PROBLEM TO WORK ON — Copy, from the material below, every line in which the word "Rotate" can be found.

MATERIAL FOR THIS TASK —

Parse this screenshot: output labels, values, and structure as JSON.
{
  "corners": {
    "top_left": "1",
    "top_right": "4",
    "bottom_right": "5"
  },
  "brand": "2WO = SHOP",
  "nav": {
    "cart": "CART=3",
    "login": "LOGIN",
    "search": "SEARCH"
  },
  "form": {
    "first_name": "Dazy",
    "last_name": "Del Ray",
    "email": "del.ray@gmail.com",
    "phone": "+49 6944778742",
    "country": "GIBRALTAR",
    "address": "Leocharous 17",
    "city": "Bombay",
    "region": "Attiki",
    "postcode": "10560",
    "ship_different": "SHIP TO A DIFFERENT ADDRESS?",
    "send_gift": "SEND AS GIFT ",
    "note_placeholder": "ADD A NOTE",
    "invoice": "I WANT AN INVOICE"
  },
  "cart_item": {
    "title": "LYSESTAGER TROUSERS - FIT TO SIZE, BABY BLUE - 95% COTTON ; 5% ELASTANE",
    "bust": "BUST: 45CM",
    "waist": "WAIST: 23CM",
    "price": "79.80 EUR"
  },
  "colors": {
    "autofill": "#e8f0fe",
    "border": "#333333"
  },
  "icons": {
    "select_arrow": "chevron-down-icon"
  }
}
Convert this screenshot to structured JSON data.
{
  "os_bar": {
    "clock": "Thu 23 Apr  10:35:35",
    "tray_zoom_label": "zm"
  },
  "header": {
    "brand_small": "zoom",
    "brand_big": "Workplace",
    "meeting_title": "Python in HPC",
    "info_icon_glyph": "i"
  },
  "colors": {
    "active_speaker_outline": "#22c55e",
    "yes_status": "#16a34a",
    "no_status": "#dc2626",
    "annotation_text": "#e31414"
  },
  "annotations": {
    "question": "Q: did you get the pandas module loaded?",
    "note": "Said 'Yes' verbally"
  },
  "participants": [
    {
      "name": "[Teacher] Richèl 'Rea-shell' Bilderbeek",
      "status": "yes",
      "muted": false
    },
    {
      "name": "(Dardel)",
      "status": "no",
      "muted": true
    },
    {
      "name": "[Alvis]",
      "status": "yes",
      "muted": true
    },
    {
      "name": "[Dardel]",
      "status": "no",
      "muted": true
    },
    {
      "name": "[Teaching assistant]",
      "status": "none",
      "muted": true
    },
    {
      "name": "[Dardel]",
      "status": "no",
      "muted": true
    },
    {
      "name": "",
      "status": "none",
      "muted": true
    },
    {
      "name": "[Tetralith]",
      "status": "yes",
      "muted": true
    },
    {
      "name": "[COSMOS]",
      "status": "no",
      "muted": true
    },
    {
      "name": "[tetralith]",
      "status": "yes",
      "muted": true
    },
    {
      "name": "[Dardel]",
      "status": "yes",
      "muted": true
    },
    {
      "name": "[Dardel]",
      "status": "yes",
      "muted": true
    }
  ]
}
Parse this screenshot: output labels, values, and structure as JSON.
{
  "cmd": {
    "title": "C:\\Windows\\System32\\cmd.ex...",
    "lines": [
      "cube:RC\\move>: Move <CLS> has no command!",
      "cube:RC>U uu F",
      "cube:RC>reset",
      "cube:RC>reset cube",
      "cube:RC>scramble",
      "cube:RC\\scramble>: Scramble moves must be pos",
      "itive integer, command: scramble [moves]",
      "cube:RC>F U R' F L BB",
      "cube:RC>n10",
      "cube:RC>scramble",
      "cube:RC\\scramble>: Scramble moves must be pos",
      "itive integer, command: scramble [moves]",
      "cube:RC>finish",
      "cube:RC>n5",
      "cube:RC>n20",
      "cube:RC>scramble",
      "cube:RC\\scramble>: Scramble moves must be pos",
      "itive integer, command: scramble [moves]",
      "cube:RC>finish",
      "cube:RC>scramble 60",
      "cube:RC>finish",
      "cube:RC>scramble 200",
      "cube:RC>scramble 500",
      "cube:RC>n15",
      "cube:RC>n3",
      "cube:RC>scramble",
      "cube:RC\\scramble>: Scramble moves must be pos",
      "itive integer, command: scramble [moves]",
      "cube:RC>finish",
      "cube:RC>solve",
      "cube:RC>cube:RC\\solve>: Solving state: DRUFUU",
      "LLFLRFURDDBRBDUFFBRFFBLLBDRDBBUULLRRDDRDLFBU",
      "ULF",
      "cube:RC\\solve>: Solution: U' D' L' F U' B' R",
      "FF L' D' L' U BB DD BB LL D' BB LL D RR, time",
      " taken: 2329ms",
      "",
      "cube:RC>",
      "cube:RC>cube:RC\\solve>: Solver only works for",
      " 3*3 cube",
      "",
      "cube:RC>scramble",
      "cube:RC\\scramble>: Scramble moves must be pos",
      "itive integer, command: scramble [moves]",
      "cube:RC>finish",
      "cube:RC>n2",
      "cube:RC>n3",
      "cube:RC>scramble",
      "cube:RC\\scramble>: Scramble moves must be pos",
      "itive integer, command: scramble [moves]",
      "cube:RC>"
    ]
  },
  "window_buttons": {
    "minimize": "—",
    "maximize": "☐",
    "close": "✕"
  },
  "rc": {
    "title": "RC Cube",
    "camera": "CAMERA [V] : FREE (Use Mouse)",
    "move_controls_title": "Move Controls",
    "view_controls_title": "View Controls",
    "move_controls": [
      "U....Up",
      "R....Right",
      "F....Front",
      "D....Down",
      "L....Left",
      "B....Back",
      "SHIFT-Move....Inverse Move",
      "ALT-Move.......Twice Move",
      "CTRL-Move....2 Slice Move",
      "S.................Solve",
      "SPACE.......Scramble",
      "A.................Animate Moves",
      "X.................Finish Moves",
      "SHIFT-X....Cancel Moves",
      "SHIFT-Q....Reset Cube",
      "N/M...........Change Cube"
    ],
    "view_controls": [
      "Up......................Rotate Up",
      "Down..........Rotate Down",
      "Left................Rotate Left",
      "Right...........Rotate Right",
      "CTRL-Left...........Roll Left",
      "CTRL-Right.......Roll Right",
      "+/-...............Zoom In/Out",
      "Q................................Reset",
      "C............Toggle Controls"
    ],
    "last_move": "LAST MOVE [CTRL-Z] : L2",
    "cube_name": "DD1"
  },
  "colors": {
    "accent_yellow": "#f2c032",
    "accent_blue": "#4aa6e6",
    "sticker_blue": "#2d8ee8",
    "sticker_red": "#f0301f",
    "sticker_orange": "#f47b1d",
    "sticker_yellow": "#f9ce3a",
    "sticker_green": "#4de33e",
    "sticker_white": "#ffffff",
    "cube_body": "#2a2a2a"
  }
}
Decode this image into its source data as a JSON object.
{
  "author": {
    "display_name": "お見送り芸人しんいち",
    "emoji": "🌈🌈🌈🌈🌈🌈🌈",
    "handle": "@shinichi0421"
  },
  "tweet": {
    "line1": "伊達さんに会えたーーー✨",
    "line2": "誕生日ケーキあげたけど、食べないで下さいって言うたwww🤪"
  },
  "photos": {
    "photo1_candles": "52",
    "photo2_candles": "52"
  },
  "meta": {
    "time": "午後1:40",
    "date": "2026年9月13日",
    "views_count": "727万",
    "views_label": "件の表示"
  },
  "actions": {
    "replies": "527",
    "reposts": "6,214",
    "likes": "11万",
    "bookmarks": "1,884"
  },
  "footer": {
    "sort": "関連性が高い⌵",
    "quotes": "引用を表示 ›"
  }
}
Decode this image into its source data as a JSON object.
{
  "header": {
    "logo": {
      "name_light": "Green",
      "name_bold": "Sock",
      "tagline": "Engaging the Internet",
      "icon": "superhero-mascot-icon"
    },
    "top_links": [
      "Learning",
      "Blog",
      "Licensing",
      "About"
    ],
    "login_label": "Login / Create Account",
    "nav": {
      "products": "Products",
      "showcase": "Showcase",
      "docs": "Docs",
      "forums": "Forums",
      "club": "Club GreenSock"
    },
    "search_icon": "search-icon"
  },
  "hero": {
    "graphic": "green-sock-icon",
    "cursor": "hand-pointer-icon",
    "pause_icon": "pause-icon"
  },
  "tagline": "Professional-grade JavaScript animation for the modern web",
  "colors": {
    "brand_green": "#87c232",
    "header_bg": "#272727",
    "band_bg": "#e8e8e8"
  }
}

ANSWER —
      "Up......................Rotate Up",
      "Down..........Rotate Down",
      "Left................Rotate Left",
      "Right...........Rotate Right",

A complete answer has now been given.